So, what is that balance? Where practice is essential, but not rigid? As you say, the letting go of me in the pose. Letting go of me having to get anywhere with this practice.
I sometimes think that balance in practice and in life is a lot like balance in the feet in Tadasana. When you check into it, there are always subtle movements and corrections going on. Maybe being in balance involves sometimes gripping too much and sometimes letting go too much, but never getting stuck in either place?
This is very meaningful and helpful. That grasping goes beyond possessions into ideas and the desire for results makes so much sense. Thanks Eve!
Thanks so much, Eve, for this post and “Meet your I-Maker” (March 25).
Both came appeared in my inbox at exactly the right moment! I look forward to more posts on the spiritual and philosophical aspects of yoga and everyday life.

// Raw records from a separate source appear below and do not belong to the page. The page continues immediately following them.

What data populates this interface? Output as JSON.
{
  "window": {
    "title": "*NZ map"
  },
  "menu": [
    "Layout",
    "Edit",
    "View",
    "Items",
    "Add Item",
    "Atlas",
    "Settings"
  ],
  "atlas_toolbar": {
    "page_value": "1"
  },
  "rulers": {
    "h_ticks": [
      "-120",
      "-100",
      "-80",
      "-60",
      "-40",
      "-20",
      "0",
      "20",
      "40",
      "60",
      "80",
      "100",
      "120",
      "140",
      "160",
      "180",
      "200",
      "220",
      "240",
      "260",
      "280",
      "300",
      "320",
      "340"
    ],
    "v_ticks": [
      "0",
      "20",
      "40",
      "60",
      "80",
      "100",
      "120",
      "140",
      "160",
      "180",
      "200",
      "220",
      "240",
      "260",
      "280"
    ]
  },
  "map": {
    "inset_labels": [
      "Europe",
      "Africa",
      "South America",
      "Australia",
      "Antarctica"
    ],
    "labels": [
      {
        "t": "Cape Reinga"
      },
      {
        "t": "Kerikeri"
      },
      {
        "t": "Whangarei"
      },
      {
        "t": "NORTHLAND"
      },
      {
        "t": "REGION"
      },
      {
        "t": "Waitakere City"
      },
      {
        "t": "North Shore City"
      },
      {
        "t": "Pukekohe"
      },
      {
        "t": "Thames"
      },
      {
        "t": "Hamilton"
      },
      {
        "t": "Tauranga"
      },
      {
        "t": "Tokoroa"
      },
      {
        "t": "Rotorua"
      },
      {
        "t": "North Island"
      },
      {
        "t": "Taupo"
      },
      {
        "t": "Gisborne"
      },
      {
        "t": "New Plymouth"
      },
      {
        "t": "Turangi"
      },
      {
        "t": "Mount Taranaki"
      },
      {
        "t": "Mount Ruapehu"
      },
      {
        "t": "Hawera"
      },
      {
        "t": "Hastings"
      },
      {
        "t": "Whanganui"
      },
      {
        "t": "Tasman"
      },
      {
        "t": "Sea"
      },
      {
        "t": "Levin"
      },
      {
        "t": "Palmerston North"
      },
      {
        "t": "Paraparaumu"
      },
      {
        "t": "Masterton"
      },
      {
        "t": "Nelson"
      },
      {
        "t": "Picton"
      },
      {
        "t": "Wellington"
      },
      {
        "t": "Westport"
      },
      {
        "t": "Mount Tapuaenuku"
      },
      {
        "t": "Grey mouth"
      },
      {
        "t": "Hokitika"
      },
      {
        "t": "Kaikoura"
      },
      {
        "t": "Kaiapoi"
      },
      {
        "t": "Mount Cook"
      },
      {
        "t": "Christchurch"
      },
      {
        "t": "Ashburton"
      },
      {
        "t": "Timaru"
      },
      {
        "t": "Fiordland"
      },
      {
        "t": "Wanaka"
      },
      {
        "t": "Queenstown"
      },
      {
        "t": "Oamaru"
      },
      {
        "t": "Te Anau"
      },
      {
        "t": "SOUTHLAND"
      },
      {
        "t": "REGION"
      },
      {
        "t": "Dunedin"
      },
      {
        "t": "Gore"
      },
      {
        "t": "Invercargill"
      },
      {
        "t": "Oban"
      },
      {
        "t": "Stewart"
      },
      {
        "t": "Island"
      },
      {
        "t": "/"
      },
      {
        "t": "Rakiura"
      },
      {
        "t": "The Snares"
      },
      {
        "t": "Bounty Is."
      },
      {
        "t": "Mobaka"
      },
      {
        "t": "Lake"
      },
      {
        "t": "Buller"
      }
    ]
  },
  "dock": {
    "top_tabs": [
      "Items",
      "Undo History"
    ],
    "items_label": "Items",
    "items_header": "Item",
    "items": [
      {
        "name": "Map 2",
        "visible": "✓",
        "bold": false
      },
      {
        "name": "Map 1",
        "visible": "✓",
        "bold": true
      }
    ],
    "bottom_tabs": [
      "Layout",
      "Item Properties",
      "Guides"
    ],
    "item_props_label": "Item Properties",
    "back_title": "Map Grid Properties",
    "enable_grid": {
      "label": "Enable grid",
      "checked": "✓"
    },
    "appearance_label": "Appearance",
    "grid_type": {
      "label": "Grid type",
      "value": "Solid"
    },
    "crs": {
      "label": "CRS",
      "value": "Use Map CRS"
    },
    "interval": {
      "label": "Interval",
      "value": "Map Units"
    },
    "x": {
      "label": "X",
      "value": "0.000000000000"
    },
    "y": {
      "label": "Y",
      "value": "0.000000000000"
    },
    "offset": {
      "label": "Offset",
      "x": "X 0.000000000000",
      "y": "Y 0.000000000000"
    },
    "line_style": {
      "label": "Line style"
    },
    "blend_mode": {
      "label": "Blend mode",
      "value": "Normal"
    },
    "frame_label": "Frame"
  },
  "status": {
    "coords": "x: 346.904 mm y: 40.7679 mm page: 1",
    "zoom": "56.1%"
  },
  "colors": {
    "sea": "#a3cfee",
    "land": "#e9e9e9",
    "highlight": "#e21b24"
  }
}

I’m glad you found them useful. Yoga philosophy has such a practical, down-to-earth quality, doesn’t it?